- [Data records]:
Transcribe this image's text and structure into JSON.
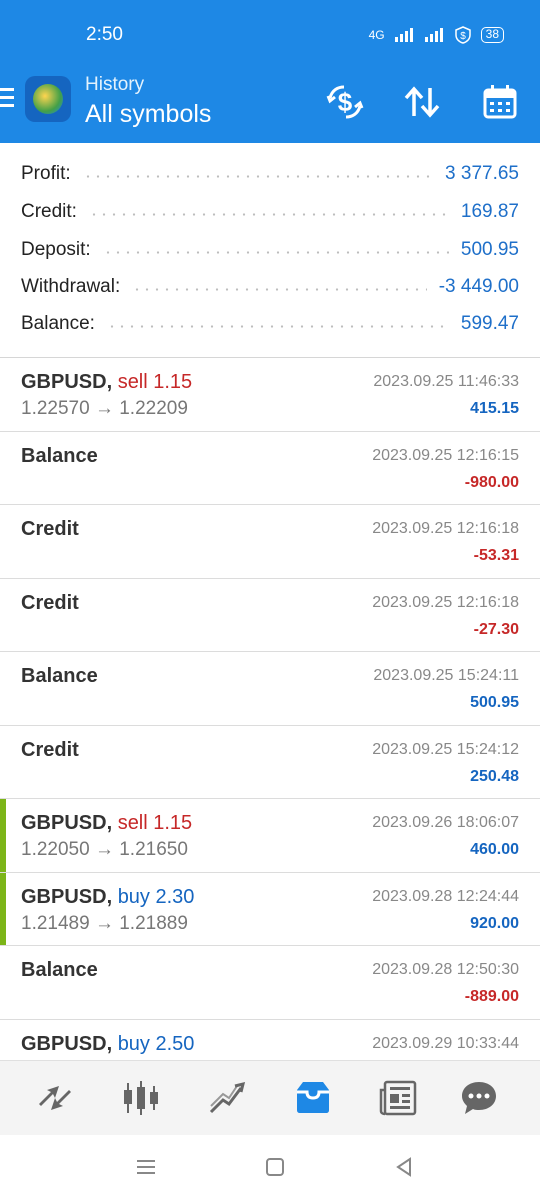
{
  "status": {
    "time": "2:50",
    "network": "4G",
    "battery": "38"
  },
  "header": {
    "subtitle": "History",
    "title": "All symbols",
    "icons": [
      "menu-icon",
      "currency-exchange-icon",
      "sort-icon",
      "calendar-icon"
    ]
  },
  "summary": {
    "profit_label": "Profit:",
    "profit_value": "3 377.65",
    "credit_label": "Credit:",
    "credit_value": "169.87",
    "deposit_label": "Deposit:",
    "deposit_value": "500.95",
    "withdrawal_label": "Withdrawal:",
    "withdrawal_value": "-3 449.00",
    "balance_label": "Balance:",
    "balance_value": "599.47"
  },
  "deals": [
    {
      "symbol": "GBPUSD,",
      "action": "sell 1.15",
      "prices": "1.22570 → 1.22209",
      "datetime": "2023.09.25 11:46:33",
      "amount": "415.15"
    },
    {
      "symbol": "Balance",
      "action": "",
      "prices": "",
      "datetime": "2023.09.25 12:16:15",
      "amount": "-980.00"
    },
    {
      "symbol": "Credit",
      "action": "",
      "prices": "",
      "datetime": "2023.09.25 12:16:18",
      "amount": "-53.31"
    },
    {
      "symbol": "Credit",
      "action": "",
      "prices": "",
      "datetime": "2023.09.25 12:16:18",
      "amount": "-27.30"
    },
    {
      "symbol": "Balance",
      "action": "",
      "prices": "",
      "datetime": "2023.09.25 15:24:11",
      "amount": "500.95"
    },
    {
      "symbol": "Credit",
      "action": "",
      "prices": "",
      "datetime": "2023.09.25 15:24:12",
      "amount": "250.48"
    },
    {
      "symbol": "GBPUSD,",
      "action": "sell 1.15",
      "prices": "1.22050 → 1.21650",
      "datetime": "2023.09.26 18:06:07",
      "amount": "460.00"
    },
    {
      "symbol": "GBPUSD,",
      "action": "buy 2.30",
      "prices": "1.21489 → 1.21889",
      "datetime": "2023.09.28 12:24:44",
      "amount": "920.00"
    },
    {
      "symbol": "Balance",
      "action": "",
      "prices": "",
      "datetime": "2023.09.28 12:50:30",
      "amount": "-889.00"
    },
    {
      "symbol": "GBPUSD,",
      "action": "buy 2.50",
      "prices": "",
      "datetime": "2023.09.29 10:33:44",
      "amount": ""
    }
  ],
  "bottom_tabs": [
    "quotes-icon",
    "chart-icon",
    "trade-icon",
    "history-icon",
    "news-icon",
    "messages-icon"
  ],
  "colors": {
    "header": "#1e88e5",
    "positive": "#1565c0",
    "negative": "#c62828",
    "accent": "#7cb518"
  }
}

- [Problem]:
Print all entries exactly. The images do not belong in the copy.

- [Answer to this problem]:
Transcribe this image's text and structure into JSON.
{
  "status": {
    "time": "2:50",
    "network": "4G",
    "battery": "38"
  },
  "header": {
    "subtitle": "History",
    "title": "All symbols",
    "icons": [
      "menu-icon",
      "currency-exchange-icon",
      "sort-icon",
      "calendar-icon"
    ]
  },
  "summary": {
    "profit_label": "Profit:",
    "profit_value": "3 377.65",
    "credit_label": "Credit:",
    "credit_value": "169.87",
    "deposit_label": "Deposit:",
    "deposit_value": "500.95",
    "withdrawal_label": "Withdrawal:",
    "withdrawal_value": "-3 449.00",
    "balance_label": "Balance:",
    "balance_value": "599.47"
  },
  "deals": [
    {
      "symbol": "GBPUSD,",
      "action": "sell 1.15",
      "prices": "1.22570 → 1.22209",
      "datetime": "2023.09.25 11:46:33",
      "amount": "415.15"
    },
    {
      "symbol": "Balance",
      "action": "",
      "prices": "",
      "datetime": "2023.09.25 12:16:15",
      "amount": "-980.00"
    },
    {
      "symbol": "Credit",
      "action": "",
      "prices": "",
      "datetime": "2023.09.25 12:16:18",
      "amount": "-53.31"
    },
    {
      "symbol": "Credit",
      "action": "",
      "prices": "",
      "datetime": "2023.09.25 12:16:18",
      "amount": "-27.30"
    },
    {
      "symbol": "Balance",
      "action": "",
      "prices": "",
      "datetime": "2023.09.25 15:24:11",
      "amount": "500.95"
    },
    {
      "symbol": "Credit",
      "action": "",
      "prices": "",
      "datetime": "2023.09.25 15:24:12",
      "amount": "250.48"
    },
    {
      "symbol": "GBPUSD,",
      "action": "sell 1.15",
      "prices": "1.22050 → 1.21650",
      "datetime": "2023.09.26 18:06:07",
      "amount": "460.00"
    },
    {
      "symbol": "GBPUSD,",
      "action": "buy 2.30",
      "prices": "1.21489 → 1.21889",
      "datetime": "2023.09.28 12:24:44",
      "amount": "920.00"
    },
    {
      "symbol": "Balance",
      "action": "",
      "prices": "",
      "datetime": "2023.09.28 12:50:30",
      "amount": "-889.00"
    },
    {
      "symbol": "GBPUSD,",
      "action": "buy 2.50",
      "prices": "",
      "datetime": "2023.09.29 10:33:44",
      "amount": ""
    }
  ],
  "bottom_tabs": [
    "quotes-icon",
    "chart-icon",
    "trade-icon",
    "history-icon",
    "news-icon",
    "messages-icon"
  ],
  "colors": {
    "header": "#1e88e5",
    "positive": "#1565c0",
    "negative": "#c62828",
    "accent": "#7cb518"
  }
}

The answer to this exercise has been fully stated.